Schiphol airport in the Netherlands is to trial electric ground power units (e-GPUs) for handling ‘widebody’ aircraft.
Currently, the airport uses seven e-GPUs for the smaller, narrowbody planes. As larger aircraft require more power than these existing can e-GPUs provide, the trial will test three units with double the power capacity over the course of six months. These three power units will first be tested on cargo planes and subsequently with passenger planes. Based on the experiences and collected data from the trial, conclusions can be drawn about deployability and rollout at Schiphol.
The e-GPUs are expected to reduce the amount of CO2, (ultra) fine particle and nitrogen emissions that the diesel version produced. This ground equipment is intended to replace the diesel-powered models and provide planes with power while they are parked. The trial will investigate whether the new electric ground equipment has the same technical quality as the diesel generators and whether they can be deployed at the airport.
Oscar Maan, innovation manager assets at airport operator Royal Schiphol Group, explained, “Planes need electricity when they are parked at the gate or on the apron in order to keep the systems on board running.
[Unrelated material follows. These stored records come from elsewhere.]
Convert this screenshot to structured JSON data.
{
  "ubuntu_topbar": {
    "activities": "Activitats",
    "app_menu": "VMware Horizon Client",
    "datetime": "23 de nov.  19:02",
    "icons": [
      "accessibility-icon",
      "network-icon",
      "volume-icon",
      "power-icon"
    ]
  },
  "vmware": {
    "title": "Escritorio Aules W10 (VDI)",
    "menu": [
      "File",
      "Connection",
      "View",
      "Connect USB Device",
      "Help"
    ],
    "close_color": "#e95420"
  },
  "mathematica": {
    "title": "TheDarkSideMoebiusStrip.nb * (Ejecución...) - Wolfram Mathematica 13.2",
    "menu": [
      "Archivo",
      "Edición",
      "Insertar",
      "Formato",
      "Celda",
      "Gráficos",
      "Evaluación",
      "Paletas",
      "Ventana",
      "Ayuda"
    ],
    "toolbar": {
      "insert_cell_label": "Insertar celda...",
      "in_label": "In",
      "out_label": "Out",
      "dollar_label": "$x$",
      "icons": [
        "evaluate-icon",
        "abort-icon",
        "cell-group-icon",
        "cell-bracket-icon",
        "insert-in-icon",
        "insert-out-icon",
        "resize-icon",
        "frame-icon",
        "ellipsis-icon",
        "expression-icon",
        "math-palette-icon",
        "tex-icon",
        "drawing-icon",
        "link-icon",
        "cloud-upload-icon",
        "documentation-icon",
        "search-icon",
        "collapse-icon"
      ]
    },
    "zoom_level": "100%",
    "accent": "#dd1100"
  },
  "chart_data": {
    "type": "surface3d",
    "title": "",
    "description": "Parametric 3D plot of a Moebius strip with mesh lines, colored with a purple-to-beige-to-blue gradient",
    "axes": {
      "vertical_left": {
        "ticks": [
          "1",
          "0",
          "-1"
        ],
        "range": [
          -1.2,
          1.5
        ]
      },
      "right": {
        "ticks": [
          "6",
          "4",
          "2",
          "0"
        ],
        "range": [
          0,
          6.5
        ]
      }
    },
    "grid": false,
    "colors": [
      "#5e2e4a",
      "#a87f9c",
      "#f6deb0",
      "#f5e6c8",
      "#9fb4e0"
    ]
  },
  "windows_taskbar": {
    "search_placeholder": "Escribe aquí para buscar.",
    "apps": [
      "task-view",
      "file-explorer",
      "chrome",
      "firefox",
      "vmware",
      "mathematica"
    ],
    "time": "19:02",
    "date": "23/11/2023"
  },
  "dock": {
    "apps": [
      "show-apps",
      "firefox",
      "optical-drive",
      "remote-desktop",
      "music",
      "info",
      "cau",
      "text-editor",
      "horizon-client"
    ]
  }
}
Special diesel generators were used for that. However, we’ve been making changes for some time now to improve air quality and reduce emissions.
“At the moment, 73 of the 128 gates at Schiphol have fixed power units for planes. Our aim is to install them at all gates. Because the airport doesn’t have fixed power units at all locations yet and, for example, cargo planes do not park at the gate, Schiphol collaborated with ITW to develop an electric and portable generator. We call it an electric ground power unit (e-GPU).”